The appearance of the sun varies depending on the area of examination: from afar, the sun appears as a large, glowing globe surrounded by fields of rising vapors. Upon closer inspection, however, the sun appears much like the surface of the moon. It contains rugged terrain and deep crater-like holes, and it is surrounded by a liquefied layer of plasma.

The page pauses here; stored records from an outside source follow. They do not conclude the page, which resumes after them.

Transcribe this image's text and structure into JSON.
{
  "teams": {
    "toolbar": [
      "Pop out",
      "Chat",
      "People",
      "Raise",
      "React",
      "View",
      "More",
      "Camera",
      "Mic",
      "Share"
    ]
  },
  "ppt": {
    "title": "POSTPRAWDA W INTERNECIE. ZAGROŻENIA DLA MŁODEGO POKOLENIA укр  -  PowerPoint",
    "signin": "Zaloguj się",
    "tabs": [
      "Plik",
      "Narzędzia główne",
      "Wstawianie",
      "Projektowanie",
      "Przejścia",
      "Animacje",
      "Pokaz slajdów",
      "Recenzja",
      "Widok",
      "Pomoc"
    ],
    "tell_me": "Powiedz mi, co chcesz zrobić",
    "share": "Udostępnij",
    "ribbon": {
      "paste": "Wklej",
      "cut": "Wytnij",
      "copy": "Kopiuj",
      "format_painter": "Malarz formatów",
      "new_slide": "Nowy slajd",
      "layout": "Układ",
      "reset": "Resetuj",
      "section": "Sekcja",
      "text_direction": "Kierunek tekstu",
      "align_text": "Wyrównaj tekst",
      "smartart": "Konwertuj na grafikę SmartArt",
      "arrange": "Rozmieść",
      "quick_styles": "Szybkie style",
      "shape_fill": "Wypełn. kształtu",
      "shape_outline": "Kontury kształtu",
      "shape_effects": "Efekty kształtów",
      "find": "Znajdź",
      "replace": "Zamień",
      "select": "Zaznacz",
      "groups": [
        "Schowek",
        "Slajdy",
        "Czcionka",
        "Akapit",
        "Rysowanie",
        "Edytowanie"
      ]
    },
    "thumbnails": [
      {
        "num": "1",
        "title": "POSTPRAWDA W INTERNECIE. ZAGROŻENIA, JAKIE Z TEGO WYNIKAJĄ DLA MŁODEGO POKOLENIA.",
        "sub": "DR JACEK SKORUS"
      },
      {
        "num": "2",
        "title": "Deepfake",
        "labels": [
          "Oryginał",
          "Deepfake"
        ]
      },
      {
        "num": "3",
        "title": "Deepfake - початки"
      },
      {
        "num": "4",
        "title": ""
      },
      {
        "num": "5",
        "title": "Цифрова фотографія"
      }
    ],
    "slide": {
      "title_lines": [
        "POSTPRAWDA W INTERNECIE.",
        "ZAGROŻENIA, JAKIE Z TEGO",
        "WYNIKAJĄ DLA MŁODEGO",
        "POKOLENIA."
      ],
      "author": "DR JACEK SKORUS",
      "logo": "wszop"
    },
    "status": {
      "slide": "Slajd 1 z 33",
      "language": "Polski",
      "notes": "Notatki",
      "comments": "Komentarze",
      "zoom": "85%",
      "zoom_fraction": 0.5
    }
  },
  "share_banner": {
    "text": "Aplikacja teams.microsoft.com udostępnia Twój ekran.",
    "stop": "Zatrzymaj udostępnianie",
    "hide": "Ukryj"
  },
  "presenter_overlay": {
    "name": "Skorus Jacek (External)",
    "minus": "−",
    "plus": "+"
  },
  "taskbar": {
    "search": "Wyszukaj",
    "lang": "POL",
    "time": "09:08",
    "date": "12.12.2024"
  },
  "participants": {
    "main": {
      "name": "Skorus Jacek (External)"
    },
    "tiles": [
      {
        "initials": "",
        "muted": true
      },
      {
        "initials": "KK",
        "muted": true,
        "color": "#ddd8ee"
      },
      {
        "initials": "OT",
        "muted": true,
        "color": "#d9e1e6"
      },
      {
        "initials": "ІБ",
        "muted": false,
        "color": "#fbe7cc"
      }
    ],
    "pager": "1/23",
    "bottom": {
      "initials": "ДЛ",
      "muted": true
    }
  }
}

The outermost layer of the sun is the photosphere: this layer is comprised of a thick, liquid-like plasma that blankets the hard ground on the sun's actual surface. The visible layer of the sun is comprised of penumbral filaments, which create a rocky and uneven appearance.